Fujitsu is splitting its PC, both desktops and notebooks, business and its smartphonebusiness into companies of their own with their own long-winded name.
Those two companies will now be called Fujitsu Client Computing Limited and Fujitsu Connected Technologies Limited. These names do not appear to have been made up by the marketing department but rather the legal department.
The outfit said that “it has become increasingly difficult to achieve differentiation, and competition with emerging global vendors has intensified.”
Companies and subsidiaries are spun out to give them more leeway in creativity, R&D, and design. In practice, that might not always happen.

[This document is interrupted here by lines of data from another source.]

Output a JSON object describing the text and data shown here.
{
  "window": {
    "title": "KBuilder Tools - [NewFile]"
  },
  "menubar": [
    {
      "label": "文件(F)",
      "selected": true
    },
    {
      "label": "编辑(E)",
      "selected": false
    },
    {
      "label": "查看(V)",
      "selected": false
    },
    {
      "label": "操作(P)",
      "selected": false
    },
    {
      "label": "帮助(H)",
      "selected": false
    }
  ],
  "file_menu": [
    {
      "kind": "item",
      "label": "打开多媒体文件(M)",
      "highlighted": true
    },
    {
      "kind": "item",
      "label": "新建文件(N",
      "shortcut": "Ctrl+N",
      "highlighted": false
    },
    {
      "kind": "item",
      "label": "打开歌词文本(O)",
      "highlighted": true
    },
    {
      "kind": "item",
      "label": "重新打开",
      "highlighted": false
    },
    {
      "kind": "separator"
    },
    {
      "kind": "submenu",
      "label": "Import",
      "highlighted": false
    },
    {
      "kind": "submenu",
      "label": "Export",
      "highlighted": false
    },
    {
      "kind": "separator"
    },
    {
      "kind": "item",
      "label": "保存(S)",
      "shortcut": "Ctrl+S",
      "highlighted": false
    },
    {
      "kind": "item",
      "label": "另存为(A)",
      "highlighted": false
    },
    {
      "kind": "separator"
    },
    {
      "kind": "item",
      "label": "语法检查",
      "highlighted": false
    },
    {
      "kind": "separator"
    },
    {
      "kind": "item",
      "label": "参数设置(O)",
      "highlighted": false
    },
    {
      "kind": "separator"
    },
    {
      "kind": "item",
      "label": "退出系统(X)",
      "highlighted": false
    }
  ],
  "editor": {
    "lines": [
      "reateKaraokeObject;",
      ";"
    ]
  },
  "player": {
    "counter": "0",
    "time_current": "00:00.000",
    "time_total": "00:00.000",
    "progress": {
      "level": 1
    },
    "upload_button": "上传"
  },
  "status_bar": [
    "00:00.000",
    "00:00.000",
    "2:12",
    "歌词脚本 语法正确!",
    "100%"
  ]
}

There is an even bigger rumored that Japan’s three biggest, but now struggling, PC makers will be merged into one. Toshiba, Fujitsu, and VAIO are in the process of negotiating a merger of PC businesses. Fujitsu’s split might make it easier for its PC division to make that move and it also might explain why they could not come up with a sexier name for the new company.
After keeping a low profile over the last few years, it appears that Taiwanese firm Via is planning to re-enter the mainstream PC market in the next year.
According to an interview in Taiwanese wire Digitimes, the company has a joint venture with the government of Shanghai and is deploying X86 based microprocessors along with graphics chips.
Company rep Timothy Chen told the wire that the company will return to the PC market in the second half of next year. Via has a licence from Intel to design and produce X86 CPUs that lasts until 2018.
Its revenue streams right now include payments from chip dynamo Mediatek, USB 3.0 chips, and digital signage. It is also expected to make money from its GenieNetworks CDMA licensing business.
Despite those revenues, said Digitimes, Via turned in net losses in the third quarter. Chen said that there were delays to embedded system business and a number of one off engineering expenses.